These are numbers I suspect even the most optimistic cancer research- er and practitioner might not have imagined even only a few years ago. Yet with this good news comes a re- sponsibility for the nation’s health- care providers—and not just those working in oncology. As survivorship nurse navigator Darcy Burbage notes in our cover story this month: “Survi- vorship care is everyone’s business.”
And, indeed, that chord was struck over and over again at the 2017 Can- cer Survivorship Symposium, where hundreds of researchers, healthcare professionals, survivors, and advo- cates convened for this annual conference where oncology and primary care practitioners share the latest research on providing optimal survivor care.
In this issue of Oncology Nursing News®, we highlight just a sampling of those presentations; many more can be found on Nursing.OncLive.com. And Burbage gives readers an up- close look at how survivorship care is delivered at the Helen F. Graham Cancer Center & Research Institute in Delaware, a community cancer cen- ter. It looks different, she notes, than how survivor care is delivered at larg- er academic medical centers, under- scoring a point oncology nurses know well: when it comes to survivorship, there is no one-size-fits-all approach.
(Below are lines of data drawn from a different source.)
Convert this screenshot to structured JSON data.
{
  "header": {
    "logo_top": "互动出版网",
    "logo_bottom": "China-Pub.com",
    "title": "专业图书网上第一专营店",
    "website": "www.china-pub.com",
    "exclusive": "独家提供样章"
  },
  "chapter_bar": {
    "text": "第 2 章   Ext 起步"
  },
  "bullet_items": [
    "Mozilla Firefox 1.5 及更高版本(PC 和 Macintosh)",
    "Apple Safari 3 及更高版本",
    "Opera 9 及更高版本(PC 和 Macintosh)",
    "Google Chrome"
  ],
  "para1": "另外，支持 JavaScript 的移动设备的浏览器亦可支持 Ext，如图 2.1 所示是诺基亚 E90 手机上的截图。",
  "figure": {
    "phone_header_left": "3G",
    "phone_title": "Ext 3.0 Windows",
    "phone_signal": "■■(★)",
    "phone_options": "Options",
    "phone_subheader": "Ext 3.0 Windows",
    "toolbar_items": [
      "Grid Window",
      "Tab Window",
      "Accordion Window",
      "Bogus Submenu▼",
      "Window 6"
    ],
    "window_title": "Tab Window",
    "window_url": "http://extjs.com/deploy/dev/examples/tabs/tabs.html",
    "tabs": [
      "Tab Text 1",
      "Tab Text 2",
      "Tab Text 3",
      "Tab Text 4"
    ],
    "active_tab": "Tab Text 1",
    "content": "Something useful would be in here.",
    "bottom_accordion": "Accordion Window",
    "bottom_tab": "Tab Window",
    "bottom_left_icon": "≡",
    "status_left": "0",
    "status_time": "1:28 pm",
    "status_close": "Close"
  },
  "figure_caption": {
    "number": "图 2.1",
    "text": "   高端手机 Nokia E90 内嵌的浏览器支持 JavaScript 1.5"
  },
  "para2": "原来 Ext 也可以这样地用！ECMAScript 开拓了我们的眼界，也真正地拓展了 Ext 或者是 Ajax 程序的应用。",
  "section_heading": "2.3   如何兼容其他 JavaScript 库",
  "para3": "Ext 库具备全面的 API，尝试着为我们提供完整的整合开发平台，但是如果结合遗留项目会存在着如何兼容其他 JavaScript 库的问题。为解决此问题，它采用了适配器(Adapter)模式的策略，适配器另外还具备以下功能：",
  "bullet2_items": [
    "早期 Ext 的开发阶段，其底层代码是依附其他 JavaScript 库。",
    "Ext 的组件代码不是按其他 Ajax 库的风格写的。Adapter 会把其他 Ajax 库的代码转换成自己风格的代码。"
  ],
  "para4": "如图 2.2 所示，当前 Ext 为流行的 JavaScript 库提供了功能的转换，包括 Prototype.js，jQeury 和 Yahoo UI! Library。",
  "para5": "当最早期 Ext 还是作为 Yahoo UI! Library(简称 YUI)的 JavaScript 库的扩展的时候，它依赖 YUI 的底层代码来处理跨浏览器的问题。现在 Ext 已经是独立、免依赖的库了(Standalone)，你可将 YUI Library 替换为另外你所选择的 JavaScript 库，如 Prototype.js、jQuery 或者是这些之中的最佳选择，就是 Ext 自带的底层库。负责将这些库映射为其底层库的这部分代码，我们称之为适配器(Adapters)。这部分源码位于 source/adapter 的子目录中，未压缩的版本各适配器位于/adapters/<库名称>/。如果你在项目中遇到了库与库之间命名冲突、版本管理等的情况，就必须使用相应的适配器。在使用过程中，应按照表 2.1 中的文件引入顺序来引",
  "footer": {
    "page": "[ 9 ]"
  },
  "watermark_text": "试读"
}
Also in this issue, Pamela Gaytan, nurse and neuroendocrine specialist at the Rocky Mountain Cancer Cen- ter in Denver, provides her peers with a primer on treating and supporting patients with neuroendocrine tumors and carcinoid syndrome. Her insights are well-timed, following on the FDA’s recent approval of telotristat ethyl (Xermelo), a new drug for the treatment of carcinoid syndrome—re- lated diarrhea in these patients.
The full implementation of the new USP <800> standards for handling hazardous drugs will happen in July 2018 and oncology nurses and others who work with these agents need to be prepared.
In her column this month, nurse safe handling expert Martha Polovich explains why closed system transfer devices are mandatory under the new standards for the administration of antineoplastic agents and shares guid- ance on their use.
As always, we hope that you find the information in these pages helpful, and thank you for reading.
Chairman and CEO